··· RECORD SET ···

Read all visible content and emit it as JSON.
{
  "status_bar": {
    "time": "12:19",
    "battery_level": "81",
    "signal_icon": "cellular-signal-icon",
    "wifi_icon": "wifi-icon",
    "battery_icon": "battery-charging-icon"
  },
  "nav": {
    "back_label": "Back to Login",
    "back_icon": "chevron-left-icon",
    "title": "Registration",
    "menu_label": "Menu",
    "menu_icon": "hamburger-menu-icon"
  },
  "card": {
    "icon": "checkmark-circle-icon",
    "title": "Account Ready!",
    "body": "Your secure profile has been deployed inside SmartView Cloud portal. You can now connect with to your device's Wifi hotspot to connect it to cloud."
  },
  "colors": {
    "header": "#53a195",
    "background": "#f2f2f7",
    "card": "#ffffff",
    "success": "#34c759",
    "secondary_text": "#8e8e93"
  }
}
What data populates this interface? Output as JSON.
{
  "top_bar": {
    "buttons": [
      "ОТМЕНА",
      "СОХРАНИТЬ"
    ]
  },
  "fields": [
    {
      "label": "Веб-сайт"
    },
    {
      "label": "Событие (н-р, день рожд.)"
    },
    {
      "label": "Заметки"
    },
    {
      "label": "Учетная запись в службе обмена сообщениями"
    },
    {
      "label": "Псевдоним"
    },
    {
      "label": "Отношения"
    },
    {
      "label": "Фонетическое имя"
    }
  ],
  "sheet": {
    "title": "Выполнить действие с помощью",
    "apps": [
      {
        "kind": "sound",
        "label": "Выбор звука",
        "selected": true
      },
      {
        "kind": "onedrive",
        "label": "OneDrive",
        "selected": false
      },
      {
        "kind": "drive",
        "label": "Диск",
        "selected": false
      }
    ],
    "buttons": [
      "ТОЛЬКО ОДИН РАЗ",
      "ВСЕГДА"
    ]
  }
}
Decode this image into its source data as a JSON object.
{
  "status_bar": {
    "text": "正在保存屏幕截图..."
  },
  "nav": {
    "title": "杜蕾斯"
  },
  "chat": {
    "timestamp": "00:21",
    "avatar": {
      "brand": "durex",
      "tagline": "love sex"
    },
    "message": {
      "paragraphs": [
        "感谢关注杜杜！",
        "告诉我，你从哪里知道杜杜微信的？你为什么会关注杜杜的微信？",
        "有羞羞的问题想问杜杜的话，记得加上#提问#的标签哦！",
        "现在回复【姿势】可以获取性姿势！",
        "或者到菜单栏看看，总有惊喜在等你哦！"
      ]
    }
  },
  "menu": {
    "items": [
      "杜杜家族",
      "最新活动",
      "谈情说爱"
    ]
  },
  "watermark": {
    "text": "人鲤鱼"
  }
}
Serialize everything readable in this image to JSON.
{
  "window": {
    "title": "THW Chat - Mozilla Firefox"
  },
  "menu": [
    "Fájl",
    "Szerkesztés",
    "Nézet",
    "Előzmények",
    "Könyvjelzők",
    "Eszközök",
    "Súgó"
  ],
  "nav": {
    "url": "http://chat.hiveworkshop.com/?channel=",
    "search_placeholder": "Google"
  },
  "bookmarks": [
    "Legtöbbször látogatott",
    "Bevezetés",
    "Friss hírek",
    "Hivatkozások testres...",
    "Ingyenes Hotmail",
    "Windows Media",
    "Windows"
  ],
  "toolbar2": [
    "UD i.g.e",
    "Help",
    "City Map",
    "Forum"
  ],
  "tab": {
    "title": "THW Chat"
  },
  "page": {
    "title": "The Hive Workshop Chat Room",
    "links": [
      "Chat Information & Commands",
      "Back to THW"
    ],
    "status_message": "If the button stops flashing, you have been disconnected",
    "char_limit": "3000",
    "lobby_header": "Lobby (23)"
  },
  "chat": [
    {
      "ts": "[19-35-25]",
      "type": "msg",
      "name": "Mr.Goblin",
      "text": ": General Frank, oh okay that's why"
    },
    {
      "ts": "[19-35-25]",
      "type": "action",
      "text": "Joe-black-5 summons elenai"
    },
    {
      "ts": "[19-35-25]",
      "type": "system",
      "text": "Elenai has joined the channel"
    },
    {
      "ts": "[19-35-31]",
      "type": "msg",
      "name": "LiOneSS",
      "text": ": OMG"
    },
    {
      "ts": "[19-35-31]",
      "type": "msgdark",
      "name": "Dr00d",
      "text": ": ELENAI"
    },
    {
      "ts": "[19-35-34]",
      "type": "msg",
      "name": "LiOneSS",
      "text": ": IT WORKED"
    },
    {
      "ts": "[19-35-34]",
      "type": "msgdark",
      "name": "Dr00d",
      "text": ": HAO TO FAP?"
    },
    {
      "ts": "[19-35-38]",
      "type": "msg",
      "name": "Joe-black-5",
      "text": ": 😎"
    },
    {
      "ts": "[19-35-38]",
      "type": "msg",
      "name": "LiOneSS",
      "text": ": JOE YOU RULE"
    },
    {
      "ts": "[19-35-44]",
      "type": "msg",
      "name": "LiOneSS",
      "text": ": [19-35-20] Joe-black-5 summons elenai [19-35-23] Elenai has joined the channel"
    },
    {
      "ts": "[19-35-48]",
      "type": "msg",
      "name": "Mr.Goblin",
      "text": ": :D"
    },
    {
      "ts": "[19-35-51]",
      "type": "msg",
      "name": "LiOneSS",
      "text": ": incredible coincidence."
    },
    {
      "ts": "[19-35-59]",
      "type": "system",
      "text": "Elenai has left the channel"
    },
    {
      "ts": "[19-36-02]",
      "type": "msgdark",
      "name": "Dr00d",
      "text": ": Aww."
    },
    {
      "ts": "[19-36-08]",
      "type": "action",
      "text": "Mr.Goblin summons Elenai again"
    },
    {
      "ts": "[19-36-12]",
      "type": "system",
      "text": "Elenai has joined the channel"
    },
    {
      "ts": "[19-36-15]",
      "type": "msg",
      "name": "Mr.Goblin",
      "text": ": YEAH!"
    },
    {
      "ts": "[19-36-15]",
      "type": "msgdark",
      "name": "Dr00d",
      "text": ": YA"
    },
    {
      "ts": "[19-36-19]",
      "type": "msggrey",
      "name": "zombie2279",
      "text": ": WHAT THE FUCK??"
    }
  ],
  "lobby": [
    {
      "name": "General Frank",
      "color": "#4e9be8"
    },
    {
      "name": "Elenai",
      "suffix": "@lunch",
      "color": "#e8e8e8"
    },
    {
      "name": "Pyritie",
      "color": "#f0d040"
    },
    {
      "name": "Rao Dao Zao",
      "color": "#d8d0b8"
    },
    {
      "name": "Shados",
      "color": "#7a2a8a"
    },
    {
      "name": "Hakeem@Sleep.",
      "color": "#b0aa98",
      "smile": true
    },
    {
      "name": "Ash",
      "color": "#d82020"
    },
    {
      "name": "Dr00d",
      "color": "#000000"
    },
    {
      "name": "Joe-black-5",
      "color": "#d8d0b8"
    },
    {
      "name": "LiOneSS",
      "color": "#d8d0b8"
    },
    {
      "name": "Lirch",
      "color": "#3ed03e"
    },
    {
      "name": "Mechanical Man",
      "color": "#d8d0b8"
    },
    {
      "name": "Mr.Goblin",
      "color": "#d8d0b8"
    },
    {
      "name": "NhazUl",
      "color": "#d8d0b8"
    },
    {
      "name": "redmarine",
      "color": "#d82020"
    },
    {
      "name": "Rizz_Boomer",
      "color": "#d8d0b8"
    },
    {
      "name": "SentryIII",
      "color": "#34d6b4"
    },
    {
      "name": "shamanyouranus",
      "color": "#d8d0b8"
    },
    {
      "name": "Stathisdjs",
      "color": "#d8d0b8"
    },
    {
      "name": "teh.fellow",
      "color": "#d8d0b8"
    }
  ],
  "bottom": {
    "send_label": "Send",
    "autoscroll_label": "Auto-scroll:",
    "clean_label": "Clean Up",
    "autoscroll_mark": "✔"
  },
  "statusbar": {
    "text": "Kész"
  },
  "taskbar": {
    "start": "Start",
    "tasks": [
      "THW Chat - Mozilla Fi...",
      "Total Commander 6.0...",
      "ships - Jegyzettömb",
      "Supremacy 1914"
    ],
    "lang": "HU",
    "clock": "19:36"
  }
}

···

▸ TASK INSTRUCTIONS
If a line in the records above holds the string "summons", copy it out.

▸ THE COMPLETED TASK
      "text": "Joe-black-5 summons elenai"
      "text": ": [19-35-20] Joe-black-5 summons elenai [19-35-23] Elenai has joined the channel"
      "text": "Mr.Goblin summons Elenai again"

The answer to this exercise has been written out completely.